When you repeat the entries below, please keep them exact and leave out the pictures.

____ SOURCE DATA

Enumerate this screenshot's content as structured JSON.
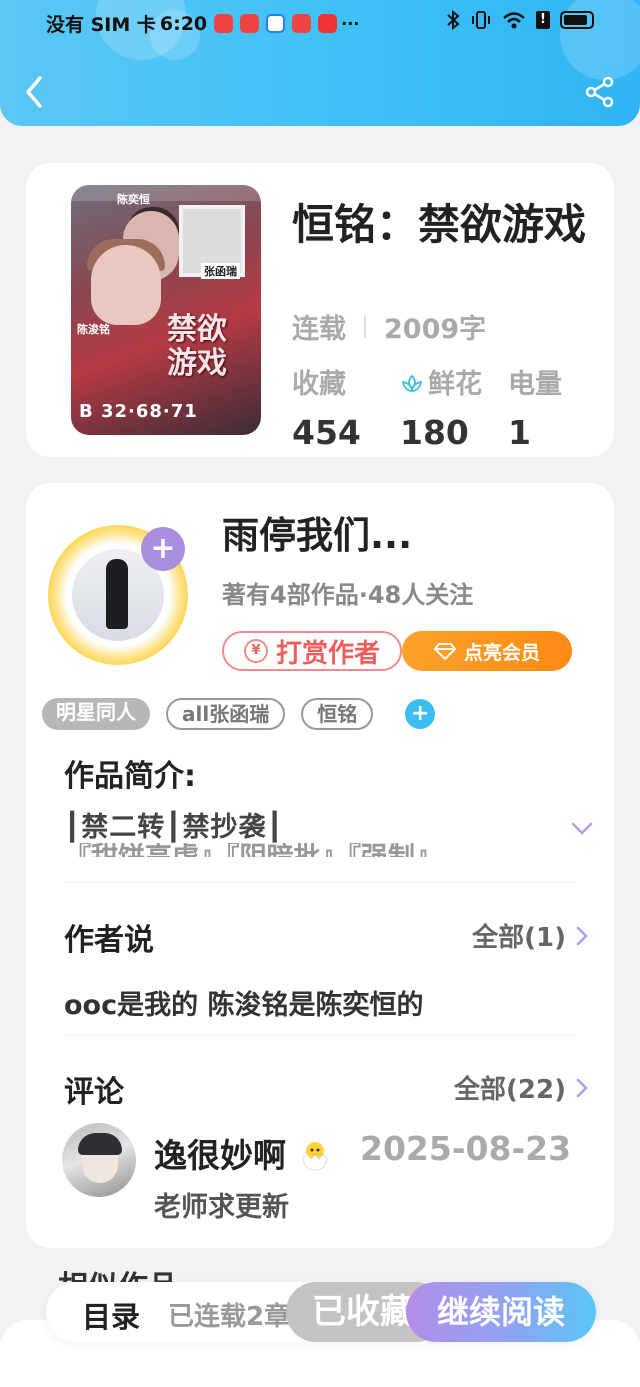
{
  "status_bar": {
    "carrier": "没有 SIM 卡",
    "time": "6:20",
    "more": "···"
  },
  "header": {
    "back_icon": "chevron-left-icon",
    "share_icon": "share-icon"
  },
  "book": {
    "cover": {
      "name_top": "陈奕恒",
      "name_left": "陈浚铭",
      "name_right": "张函瑞",
      "title_line1": "禁欲",
      "title_line2": "游戏",
      "number": "B 32·68·71"
    },
    "title": "恒铭：禁欲游戏",
    "status": "连载",
    "word_count": "2009字",
    "stats": [
      {
        "label": "收藏",
        "value": "454"
      },
      {
        "label": "鲜花",
        "value": "180",
        "icon": "flower-icon"
      },
      {
        "label": "电量",
        "value": "1"
      }
    ]
  },
  "author": {
    "name": "雨停我们...",
    "meta": "著有4部作品·48人关注",
    "follow_label": "+",
    "reward_label": "打赏作者",
    "reward_icon_text": "¥",
    "vip_label": "点亮会员"
  },
  "tags": [
    "明星同人",
    "all张函瑞",
    "恒铭"
  ],
  "tag_add": "+",
  "intro": {
    "title": "作品简介:",
    "line1": "┃禁二转┃禁抄袭┃",
    "line2": "『甜饼高虐』『阴暗批』『强制』"
  },
  "author_say": {
    "title": "作者说",
    "all_label": "全部(1)",
    "content": "ooc是我的 陈浚铭是陈奕恒的"
  },
  "comments": {
    "title": "评论",
    "all_label": "全部(22)",
    "items": [
      {
        "user": "逸很妙啊",
        "date": "2025-08-23",
        "text": "老师求更新"
      }
    ]
  },
  "similar_title": "相似作品",
  "bottom_bar": {
    "catalog": "目录",
    "progress": "已连载2章",
    "favorited": "已收藏",
    "continue": "继续阅读"
  },
  "colors": {
    "header": "#41c1f6",
    "accent_purple": "#a98ee0",
    "reward_red": "#ef5d5d",
    "vip_orange": "#ff8a14"
  }
}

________

OUTPUT BELOW:
Enumerate this screenshot's content as structured JSON.
{
  "status_bar": {
    "carrier": "没有 SIM 卡",
    "time": "6:20",
    "more": "···"
  },
  "header": {
    "back_icon": "chevron-left-icon",
    "share_icon": "share-icon"
  },
  "book": {
    "cover": {
      "name_top": "陈奕恒",
      "name_left": "陈浚铭",
      "name_right": "张函瑞",
      "title_line1": "禁欲",
      "title_line2": "游戏",
      "number": "B 32·68·71"
    },
    "title": "恒铭：禁欲游戏",
    "status": "连载",
    "word_count": "2009字",
    "stats": [
      {
        "label": "收藏",
        "value": "454"
      },
      {
        "label": "鲜花",
        "value": "180",
        "icon": "flower-icon"
      },
      {
        "label": "电量",
        "value": "1"
      }
    ]
  },
  "author": {
    "name": "雨停我们...",
    "meta": "著有4部作品·48人关注",
    "follow_label": "+",
    "reward_label": "打赏作者",
    "reward_icon_text": "¥",
    "vip_label": "点亮会员"
  },
  "tags": [
    "明星同人",
    "all张函瑞",
    "恒铭"
  ],
  "tag_add": "+",
  "intro": {
    "title": "作品简介:",
    "line1": "┃禁二转┃禁抄袭┃",
    "line2": "『甜饼高虐』『阴暗批』『强制』"
  },
  "author_say": {
    "title": "作者说",
    "all_label": "全部(1)",
    "content": "ooc是我的 陈浚铭是陈奕恒的"
  },
  "comments": {
    "title": "评论",
    "all_label": "全部(22)",
    "items": [
      {
        "user": "逸很妙啊",
        "date": "2025-08-23",
        "text": "老师求更新"
      }
    ]
  },
  "similar_title": "相似作品",
  "bottom_bar": {
    "catalog": "目录",
    "progress": "已连载2章",
    "favorited": "已收藏",
    "continue": "继续阅读"
  },
  "colors": {
    "header": "#41c1f6",
    "accent_purple": "#a98ee0",
    "reward_red": "#ef5d5d",
    "vip_orange": "#ff8a14"
  }
}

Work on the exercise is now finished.